Lokker’s web page privacy scans are intended to provide transparency and high-level summary insights. We intend to reveal how potentially personally identifiable user data is being accessed and shared via third-party applications through web browsers. We hope companies will learn from these scans and take appropriate steps to identify and correct any unintended data leaks our scans may indicate.
Lokker’s analysis is limited by four main factors:
- It is a simulation of user behavior, not actual user behavior, and could thus trigger different surveillance responses. For instance, an automated request might trigger more fraud detection but fewer ads.
- The inspected website could be surveilling user activities for benign purposes. For instance, canvas fingerprinting is used for fraud prevention because it can identify a device. And key logging can be used to provide autocomplete functionality. Lokker does not attempt to identify the intent of any tracking technology it finds. Nor can Lokker determine exactly how a website uses the data it collects on a user when loading session recording scripts and monitoring user behavior, such as mouse movements and keystrokes.
- False positives (possible with canvas fingerprinting): Occasionally, legitimate uses of the HTML canvas match the heuristics Lokker uses to identify canvas fingerprinting.
- False negatives: The stack tracing technique used by Lokker might incorrectly attribute a call to a window API method it is monitoring to a library included by a script.

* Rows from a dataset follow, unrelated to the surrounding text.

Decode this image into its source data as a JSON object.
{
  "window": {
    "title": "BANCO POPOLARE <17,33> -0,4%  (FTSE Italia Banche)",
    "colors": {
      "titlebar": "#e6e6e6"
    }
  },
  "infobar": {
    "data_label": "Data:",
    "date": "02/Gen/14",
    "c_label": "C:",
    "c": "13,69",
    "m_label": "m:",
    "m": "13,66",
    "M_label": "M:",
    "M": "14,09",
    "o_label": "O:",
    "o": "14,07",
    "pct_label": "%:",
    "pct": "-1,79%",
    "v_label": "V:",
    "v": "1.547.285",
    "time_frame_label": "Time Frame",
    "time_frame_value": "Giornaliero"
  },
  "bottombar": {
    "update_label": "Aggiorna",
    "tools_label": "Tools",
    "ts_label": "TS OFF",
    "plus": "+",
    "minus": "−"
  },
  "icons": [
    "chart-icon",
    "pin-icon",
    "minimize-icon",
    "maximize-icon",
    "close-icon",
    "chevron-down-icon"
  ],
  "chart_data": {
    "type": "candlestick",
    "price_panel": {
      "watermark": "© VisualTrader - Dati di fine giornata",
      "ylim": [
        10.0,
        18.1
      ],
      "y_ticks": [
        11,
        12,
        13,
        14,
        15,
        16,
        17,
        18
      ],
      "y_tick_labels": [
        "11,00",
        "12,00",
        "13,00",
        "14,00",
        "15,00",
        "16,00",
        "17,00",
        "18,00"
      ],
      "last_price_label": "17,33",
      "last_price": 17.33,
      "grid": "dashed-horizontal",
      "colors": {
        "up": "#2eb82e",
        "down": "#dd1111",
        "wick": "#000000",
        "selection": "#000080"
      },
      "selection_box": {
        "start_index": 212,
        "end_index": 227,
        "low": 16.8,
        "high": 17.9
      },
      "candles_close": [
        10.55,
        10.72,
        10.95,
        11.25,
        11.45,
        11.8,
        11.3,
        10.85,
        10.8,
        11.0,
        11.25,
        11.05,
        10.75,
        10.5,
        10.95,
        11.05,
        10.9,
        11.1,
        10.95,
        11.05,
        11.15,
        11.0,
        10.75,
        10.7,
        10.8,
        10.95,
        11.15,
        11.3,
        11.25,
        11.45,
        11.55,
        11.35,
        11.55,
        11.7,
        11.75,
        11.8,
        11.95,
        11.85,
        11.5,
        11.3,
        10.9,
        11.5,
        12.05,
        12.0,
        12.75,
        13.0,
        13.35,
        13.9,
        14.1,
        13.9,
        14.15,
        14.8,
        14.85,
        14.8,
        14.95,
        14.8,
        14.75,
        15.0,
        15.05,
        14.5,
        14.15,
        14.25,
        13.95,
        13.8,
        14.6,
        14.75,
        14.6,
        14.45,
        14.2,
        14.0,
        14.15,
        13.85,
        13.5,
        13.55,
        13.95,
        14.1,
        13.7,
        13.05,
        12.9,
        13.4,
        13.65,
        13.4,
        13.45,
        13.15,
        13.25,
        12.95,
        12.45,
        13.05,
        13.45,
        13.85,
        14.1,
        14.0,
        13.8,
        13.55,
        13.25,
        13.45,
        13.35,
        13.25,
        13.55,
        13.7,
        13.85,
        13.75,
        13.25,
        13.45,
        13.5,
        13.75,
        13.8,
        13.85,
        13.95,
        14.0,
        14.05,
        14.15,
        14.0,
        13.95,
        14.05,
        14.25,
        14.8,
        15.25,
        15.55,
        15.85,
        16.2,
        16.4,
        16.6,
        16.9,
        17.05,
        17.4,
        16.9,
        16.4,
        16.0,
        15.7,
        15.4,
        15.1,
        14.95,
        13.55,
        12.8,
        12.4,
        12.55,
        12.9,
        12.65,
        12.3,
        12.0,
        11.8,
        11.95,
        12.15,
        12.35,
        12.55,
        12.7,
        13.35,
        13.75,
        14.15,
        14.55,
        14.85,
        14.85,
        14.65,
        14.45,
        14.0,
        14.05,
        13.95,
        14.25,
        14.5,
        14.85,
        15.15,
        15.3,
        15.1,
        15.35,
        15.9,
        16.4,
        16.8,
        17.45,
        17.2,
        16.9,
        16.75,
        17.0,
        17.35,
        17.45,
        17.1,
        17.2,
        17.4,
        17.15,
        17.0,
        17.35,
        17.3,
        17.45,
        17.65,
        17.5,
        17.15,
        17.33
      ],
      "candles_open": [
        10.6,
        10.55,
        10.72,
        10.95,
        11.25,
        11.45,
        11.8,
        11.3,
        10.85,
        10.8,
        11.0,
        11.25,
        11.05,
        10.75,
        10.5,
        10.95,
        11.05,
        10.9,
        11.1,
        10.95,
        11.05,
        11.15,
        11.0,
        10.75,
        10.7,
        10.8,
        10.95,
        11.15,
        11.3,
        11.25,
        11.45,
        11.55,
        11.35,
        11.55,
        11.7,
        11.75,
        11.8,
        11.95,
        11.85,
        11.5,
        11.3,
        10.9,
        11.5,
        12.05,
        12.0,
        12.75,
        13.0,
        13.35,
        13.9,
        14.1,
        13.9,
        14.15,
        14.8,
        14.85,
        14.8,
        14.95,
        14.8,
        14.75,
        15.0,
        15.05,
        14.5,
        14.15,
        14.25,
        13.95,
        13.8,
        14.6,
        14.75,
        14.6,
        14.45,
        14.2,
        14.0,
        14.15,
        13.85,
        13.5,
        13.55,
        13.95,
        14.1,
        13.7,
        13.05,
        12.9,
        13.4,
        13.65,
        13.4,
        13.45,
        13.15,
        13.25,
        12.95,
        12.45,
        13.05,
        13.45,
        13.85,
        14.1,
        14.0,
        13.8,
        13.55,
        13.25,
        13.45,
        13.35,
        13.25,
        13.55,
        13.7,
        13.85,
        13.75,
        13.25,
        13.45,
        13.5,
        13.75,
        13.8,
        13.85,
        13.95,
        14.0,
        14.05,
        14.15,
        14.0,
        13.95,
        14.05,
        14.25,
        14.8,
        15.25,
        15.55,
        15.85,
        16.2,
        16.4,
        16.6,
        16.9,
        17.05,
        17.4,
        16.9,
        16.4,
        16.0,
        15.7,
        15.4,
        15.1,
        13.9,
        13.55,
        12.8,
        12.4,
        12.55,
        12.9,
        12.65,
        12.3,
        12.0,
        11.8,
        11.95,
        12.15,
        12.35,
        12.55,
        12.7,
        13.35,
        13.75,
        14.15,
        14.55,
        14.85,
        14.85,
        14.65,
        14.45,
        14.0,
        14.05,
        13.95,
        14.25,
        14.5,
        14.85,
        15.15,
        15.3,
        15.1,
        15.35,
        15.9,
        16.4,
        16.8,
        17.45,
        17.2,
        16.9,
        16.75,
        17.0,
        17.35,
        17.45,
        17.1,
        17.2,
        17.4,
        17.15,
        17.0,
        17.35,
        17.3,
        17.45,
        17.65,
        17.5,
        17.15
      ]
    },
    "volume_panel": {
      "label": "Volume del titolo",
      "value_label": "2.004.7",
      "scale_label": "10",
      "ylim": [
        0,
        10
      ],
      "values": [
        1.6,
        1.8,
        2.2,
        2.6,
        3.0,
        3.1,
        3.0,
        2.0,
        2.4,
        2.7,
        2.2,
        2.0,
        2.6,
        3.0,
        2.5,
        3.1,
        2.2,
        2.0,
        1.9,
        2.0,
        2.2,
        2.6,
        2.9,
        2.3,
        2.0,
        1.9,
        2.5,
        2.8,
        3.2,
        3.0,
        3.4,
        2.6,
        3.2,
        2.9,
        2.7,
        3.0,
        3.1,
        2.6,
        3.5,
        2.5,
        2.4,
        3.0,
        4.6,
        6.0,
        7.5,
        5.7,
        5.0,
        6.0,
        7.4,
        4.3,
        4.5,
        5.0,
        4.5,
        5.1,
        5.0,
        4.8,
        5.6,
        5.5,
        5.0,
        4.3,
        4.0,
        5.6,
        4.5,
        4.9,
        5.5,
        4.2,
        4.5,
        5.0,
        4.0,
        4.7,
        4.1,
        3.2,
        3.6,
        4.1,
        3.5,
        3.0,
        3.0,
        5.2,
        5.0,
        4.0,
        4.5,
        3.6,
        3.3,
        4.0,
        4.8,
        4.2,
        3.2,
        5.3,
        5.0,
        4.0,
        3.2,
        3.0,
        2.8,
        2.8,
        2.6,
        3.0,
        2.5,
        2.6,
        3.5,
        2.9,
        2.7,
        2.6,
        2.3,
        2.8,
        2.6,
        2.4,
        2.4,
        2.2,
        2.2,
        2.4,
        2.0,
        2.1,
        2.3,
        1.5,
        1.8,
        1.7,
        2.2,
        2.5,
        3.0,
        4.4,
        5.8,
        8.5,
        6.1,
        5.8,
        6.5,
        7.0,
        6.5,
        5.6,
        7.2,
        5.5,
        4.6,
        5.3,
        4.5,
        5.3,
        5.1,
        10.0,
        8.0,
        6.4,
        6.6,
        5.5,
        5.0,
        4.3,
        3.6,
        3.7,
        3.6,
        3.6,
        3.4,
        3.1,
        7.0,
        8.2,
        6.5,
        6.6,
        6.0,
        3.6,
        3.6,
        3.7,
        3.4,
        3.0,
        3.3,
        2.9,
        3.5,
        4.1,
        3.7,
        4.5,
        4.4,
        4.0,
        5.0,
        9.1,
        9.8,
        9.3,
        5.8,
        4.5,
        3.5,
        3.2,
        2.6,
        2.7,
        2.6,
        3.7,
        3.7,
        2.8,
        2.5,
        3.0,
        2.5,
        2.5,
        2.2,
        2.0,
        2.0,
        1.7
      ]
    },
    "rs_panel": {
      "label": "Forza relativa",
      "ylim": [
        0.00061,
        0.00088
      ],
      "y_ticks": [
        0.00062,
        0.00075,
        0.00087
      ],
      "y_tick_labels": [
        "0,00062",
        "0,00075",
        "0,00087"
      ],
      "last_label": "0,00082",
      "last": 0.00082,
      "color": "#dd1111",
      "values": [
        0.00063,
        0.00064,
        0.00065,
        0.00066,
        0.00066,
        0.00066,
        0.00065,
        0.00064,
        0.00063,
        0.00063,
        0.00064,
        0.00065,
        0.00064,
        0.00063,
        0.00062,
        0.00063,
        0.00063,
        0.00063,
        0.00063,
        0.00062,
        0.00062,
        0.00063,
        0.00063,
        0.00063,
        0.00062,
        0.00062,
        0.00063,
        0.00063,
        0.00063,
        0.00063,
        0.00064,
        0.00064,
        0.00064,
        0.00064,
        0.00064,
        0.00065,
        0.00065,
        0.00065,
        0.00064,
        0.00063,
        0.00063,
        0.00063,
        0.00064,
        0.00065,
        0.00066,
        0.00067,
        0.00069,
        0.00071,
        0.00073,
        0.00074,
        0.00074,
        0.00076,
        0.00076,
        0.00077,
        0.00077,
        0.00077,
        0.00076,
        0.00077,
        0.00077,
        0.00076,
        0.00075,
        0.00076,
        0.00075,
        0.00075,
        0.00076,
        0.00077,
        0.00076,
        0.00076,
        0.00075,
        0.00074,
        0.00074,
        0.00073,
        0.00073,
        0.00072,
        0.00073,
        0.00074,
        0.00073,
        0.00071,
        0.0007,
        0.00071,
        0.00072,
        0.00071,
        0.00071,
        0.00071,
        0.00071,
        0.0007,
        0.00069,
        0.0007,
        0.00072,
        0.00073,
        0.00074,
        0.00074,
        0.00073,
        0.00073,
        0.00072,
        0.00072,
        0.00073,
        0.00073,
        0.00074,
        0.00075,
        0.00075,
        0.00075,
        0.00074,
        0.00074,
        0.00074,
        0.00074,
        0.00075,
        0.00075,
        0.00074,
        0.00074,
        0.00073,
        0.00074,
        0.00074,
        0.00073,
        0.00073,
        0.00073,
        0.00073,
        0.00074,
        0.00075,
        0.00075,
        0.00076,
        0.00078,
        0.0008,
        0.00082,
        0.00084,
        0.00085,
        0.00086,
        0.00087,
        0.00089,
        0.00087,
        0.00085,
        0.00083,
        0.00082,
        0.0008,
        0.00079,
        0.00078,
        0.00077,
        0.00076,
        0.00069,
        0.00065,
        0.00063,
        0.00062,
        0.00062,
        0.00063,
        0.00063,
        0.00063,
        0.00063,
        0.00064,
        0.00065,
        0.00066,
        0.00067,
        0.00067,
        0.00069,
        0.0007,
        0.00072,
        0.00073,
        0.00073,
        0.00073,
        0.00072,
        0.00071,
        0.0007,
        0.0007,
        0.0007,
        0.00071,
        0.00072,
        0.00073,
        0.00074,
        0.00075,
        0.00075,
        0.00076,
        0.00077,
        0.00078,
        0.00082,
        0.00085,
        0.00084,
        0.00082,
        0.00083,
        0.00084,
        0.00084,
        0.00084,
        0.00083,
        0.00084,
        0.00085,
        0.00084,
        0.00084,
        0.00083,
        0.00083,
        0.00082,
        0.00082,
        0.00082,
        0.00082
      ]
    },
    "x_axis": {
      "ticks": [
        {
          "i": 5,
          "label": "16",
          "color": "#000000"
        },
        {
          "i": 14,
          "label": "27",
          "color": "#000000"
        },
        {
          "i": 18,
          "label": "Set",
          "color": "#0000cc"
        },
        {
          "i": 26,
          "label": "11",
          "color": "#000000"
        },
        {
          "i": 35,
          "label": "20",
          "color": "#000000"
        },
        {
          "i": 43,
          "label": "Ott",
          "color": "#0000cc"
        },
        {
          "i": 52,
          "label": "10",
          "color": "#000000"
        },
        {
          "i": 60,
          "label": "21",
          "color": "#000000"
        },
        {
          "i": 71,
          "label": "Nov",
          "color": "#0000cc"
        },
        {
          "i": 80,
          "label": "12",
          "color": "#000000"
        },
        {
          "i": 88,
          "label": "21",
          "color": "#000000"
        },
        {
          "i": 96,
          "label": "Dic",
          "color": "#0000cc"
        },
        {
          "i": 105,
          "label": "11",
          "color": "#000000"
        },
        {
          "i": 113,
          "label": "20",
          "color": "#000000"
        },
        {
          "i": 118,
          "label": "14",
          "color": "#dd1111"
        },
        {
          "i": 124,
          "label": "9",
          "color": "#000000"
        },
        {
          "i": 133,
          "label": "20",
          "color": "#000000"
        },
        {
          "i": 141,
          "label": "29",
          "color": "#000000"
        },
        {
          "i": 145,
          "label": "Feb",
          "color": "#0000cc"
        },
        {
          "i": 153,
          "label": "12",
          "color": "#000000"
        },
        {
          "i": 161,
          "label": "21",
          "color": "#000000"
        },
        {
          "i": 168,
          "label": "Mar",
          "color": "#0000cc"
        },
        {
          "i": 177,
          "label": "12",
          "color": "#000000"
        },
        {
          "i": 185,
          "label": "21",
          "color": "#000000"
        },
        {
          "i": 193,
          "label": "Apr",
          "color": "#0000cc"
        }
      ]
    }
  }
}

Given the dynamic nature of web-based technology, it is also possible that some of these tests will become out-of-date over time, and new legitimate-use cases for the techniques Lokker flags could emerge that would not be listed in the tool’s caveats. For this reason, Lokker’s results should not be taken as the final word on potential privacy violations by a given website. Rather, they should be treated as an initial automated inspection that requires further investigation before a definitive claim can be made.